### [Exercise details]
Which lines of the records below contain the word "kind"? Show each one.

### [Extracted material]
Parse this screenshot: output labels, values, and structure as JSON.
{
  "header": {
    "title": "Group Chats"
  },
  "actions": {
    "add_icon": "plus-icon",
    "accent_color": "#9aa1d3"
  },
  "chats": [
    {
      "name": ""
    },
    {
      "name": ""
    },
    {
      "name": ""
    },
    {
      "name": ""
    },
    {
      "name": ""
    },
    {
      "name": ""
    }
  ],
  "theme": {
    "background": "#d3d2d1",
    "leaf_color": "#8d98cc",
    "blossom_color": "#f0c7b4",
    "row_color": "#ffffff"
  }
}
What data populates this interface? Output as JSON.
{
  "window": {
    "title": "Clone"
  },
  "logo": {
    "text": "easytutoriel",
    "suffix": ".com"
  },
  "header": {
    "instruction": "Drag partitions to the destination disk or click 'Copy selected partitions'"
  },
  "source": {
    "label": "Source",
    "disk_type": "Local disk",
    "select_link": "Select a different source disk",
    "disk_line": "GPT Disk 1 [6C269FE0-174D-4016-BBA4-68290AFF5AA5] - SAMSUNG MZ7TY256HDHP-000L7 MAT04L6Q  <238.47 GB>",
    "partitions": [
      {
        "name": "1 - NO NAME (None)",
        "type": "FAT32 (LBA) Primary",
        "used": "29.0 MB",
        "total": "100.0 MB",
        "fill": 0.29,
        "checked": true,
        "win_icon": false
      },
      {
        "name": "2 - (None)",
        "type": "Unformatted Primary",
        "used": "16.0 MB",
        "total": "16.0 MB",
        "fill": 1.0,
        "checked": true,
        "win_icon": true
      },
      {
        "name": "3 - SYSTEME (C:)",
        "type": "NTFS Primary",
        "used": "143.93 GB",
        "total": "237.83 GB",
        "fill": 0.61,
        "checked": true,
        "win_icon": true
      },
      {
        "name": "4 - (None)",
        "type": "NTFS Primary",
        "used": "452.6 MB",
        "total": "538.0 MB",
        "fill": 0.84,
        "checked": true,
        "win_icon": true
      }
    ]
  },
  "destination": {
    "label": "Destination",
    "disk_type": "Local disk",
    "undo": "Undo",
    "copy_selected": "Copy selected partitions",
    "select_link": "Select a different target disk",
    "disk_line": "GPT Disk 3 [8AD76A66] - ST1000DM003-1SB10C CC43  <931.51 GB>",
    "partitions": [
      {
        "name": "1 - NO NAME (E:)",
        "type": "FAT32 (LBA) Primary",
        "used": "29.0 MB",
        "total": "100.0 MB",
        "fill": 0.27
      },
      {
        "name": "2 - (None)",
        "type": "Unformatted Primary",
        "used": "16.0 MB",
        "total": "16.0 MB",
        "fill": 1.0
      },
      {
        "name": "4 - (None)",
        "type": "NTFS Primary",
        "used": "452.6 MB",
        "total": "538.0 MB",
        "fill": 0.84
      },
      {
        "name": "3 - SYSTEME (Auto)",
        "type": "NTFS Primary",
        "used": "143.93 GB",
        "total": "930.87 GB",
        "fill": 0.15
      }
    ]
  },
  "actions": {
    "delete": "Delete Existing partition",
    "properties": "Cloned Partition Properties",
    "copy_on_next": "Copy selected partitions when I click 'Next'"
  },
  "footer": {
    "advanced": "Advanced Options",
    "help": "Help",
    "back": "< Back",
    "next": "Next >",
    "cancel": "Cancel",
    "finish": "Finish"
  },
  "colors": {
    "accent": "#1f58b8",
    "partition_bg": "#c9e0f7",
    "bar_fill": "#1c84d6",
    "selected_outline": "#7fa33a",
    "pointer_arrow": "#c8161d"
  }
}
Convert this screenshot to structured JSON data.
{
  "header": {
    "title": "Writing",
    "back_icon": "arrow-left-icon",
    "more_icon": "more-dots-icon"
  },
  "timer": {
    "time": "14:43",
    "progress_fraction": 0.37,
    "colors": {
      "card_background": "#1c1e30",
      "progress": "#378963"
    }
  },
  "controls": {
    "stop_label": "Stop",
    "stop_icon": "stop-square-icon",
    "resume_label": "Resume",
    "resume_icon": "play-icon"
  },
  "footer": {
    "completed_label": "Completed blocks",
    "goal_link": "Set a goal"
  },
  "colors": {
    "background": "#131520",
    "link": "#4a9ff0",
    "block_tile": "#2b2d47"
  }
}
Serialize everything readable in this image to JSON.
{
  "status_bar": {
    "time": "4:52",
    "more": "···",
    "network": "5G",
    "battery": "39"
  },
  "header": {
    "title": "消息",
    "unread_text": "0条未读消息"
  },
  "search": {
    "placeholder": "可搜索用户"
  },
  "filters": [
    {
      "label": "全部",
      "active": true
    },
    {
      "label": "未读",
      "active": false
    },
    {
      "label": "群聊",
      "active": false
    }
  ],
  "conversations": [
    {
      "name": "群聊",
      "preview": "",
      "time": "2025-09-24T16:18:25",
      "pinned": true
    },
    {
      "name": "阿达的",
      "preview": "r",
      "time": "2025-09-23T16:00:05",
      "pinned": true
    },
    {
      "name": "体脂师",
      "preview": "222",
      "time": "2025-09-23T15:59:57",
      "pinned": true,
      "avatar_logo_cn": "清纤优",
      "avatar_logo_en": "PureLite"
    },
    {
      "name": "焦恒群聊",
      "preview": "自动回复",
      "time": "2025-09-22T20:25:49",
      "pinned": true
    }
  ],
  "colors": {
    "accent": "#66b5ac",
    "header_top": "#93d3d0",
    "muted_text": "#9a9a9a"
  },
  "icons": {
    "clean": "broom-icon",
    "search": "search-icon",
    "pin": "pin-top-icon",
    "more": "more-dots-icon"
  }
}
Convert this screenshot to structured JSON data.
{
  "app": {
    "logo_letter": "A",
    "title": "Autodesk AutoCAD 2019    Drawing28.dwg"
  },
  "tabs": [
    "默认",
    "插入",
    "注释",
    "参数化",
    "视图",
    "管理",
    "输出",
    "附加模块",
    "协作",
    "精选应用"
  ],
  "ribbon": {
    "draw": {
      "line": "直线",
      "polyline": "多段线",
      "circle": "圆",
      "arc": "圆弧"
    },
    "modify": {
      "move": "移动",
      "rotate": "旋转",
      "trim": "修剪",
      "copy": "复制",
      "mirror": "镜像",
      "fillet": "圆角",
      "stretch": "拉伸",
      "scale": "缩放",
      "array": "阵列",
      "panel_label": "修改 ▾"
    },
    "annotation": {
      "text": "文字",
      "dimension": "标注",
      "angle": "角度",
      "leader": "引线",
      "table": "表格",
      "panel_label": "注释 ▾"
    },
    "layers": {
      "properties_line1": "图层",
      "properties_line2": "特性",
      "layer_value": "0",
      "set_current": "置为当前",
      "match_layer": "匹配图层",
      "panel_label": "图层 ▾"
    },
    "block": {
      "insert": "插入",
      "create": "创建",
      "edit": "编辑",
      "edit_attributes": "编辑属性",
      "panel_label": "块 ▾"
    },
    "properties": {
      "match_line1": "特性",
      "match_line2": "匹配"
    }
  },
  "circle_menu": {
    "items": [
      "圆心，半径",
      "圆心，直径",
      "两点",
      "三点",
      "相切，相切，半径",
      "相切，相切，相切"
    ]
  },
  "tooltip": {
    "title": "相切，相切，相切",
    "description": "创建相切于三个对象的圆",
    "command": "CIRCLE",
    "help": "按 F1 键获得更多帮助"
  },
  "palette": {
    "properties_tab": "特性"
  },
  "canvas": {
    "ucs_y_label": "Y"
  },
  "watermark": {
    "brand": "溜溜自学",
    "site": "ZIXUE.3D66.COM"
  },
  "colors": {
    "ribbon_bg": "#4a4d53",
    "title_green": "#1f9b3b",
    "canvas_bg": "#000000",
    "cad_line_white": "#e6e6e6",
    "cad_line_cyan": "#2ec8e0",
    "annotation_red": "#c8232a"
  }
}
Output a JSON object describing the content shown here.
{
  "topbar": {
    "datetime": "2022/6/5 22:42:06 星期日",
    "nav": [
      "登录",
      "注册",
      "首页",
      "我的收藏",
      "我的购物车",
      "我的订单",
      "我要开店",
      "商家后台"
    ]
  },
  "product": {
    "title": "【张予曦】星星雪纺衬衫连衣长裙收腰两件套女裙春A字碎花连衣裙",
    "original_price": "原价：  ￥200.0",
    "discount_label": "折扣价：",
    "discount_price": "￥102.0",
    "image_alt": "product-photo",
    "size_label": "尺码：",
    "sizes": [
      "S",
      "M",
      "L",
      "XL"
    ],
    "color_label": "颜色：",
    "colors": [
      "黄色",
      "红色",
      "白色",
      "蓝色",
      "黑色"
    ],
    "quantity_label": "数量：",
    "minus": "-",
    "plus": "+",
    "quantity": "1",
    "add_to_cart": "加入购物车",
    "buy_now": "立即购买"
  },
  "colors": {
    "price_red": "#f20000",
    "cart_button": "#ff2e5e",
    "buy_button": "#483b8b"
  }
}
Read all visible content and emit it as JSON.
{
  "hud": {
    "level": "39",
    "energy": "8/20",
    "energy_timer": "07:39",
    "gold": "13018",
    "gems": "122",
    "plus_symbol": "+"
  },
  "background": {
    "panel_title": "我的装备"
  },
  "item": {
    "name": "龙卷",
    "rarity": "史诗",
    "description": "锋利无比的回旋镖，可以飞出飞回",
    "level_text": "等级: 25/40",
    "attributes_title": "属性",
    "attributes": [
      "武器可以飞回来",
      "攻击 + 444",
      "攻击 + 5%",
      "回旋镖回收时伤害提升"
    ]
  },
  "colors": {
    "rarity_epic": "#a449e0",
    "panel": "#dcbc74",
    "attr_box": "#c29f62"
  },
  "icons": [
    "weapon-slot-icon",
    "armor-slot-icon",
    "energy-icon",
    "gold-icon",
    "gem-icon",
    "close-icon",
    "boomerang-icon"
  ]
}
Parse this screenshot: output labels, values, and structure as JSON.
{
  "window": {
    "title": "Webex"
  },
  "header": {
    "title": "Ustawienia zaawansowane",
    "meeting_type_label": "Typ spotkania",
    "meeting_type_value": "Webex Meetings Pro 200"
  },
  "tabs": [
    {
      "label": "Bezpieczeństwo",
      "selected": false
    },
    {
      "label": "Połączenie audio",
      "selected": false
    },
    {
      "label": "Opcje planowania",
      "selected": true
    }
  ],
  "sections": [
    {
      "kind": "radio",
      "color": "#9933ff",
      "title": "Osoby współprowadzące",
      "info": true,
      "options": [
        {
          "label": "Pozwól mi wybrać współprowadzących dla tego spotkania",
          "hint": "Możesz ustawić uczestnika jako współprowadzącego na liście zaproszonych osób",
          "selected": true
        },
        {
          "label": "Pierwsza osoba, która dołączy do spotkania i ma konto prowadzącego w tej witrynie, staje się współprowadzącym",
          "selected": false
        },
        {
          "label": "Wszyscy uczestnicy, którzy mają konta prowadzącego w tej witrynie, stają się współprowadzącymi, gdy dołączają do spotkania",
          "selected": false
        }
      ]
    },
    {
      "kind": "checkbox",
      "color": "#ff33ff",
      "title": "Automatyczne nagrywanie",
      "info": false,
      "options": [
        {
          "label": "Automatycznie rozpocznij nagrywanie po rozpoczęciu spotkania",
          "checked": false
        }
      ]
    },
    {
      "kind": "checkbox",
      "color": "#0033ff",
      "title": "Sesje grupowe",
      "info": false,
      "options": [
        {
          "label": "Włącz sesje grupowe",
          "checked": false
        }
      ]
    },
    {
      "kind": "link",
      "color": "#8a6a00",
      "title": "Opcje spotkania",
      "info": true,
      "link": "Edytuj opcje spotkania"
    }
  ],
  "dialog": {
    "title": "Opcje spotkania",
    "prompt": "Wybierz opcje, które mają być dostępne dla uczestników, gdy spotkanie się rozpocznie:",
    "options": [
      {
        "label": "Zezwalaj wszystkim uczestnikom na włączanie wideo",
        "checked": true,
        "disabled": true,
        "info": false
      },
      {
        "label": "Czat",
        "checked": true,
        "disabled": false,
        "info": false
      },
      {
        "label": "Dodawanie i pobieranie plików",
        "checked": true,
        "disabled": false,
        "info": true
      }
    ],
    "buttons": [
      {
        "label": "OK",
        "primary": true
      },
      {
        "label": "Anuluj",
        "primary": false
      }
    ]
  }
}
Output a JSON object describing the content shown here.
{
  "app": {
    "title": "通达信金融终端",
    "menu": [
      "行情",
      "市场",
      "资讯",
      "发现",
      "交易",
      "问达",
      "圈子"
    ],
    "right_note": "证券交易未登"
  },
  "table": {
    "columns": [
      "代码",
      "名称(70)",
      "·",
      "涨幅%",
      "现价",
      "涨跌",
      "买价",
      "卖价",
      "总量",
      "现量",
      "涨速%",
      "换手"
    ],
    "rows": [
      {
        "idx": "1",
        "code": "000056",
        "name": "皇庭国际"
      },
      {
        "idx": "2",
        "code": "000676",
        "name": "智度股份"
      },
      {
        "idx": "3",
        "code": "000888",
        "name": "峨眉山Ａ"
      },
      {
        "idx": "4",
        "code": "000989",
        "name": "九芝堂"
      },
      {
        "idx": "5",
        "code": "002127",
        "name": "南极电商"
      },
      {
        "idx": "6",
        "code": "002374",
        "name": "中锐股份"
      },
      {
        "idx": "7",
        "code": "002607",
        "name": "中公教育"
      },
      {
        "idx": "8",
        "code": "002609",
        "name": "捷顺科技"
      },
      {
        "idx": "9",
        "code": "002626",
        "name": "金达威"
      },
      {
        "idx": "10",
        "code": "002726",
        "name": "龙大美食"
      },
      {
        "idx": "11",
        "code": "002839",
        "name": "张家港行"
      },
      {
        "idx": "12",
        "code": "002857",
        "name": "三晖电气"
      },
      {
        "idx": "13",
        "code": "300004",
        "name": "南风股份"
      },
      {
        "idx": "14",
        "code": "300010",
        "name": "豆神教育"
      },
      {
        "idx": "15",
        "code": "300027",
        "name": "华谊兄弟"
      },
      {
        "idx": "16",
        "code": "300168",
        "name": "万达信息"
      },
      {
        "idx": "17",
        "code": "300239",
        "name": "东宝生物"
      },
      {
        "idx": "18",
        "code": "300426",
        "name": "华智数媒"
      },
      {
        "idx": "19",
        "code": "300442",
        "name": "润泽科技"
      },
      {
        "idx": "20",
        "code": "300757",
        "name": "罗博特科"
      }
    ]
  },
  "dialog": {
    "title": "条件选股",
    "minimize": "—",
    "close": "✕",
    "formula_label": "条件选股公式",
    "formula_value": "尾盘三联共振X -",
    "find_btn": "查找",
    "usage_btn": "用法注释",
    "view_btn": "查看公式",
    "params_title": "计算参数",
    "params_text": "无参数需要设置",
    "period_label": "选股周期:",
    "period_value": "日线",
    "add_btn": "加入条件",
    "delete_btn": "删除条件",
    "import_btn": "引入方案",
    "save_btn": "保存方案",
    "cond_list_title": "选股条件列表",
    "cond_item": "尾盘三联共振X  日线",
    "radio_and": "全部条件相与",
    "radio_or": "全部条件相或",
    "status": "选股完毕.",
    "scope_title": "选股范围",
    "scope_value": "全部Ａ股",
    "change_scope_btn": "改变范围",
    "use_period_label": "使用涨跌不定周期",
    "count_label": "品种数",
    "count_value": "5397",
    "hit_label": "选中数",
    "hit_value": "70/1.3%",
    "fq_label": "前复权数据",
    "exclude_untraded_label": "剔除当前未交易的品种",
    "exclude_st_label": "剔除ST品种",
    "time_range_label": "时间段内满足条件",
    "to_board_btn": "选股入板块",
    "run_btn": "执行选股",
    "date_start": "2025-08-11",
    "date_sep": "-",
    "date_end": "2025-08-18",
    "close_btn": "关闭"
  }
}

### [Your solution]
      "kind": "radio",
      "kind": "checkbox",
      "kind": "checkbox",
      "kind": "link",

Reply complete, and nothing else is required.